The idea that I was broken, deficient and malfunctioning wriggled its way into my mind. Like the endometriosis wreaking havoc in my pelvis, these specks of shame settled in to tear at my self-esteem.
I was a natural-born worrier. For as long as I could remember, I had been permanently preoccupied with worries – big, small, highly likely and entirely fanciful.
For me, worrying was the rule rather than the exception, and if I ever caught myself without an active worry, I immediately began worrying about whatever it was I had temporarily forgotten to worry about.
As a child I worried that my parents would separate, that my dad would die, that my mum would have an affair and that robbers would break in and kidnap my sister and me while we were sleeping.
I worried that my aunt and uncle housed criminals because he was a lawyer, and in my small mind that meant he was in close contact with felons. (I was too young to know that a Glen Innes solicitor whose workload consists largely of property and estate matters barely has any contact with law-breaking citizens.)
I worried that my little brother would get sick, that a car accident would kill my whole family and that Dad would lose his job, even though he had his own business, so effectively worked for himself.
I worried that snakes or spiders or dogs were lurking, ready to attack at the first opportunity. I was convinced that all white vans were driven by violent fiends who would lure children from schools with lollies before taking off with them.
These were not special-occasion concerns: these fears, and many more manifestations, formed the silent soundtrack to my life. I cannot recall a time when my mind wasn’t quietly consumed with the vague sense that disaster was imminent.
Curiously, mental illness is not a concept I remember having any awareness of at that point in my life.
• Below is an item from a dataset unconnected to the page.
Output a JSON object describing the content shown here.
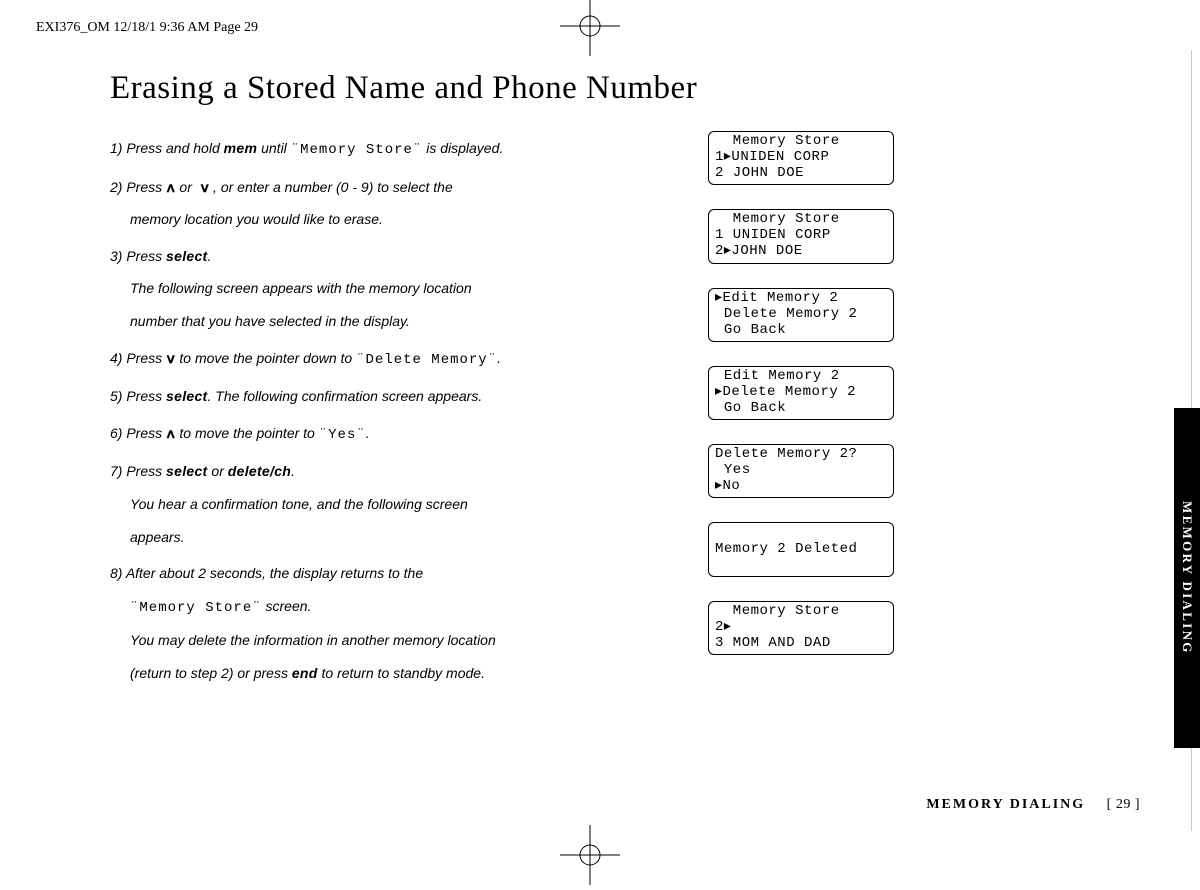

I knew that stress and worry were my mind’s natural state, but had never considered that it might constitute a mental health condition.
It’s almost unfathomable now, given the breadth of the public conversation about mental health, but this was 2001. The information age, spurred by the ubiquity of the internet and greased by the proliferation of social media, online news and smartphones, wasn’t yet upon us. Reading the newspaper was a ritual I enjoyed, but did mental illness crop up? Not that I can recall.
With the wisdom of hindsight and the context of evidence that suggests three in four adult mental health conditions emerge by age twenty-four, and half by age fourteen, it is more than likely I suffered from generalised anxiety well before I was diagnosed with it.
This is an extract from Breaking Badly by Georgie Dent (Affirm Press) is out now at all good bookstores and Big W. $29.99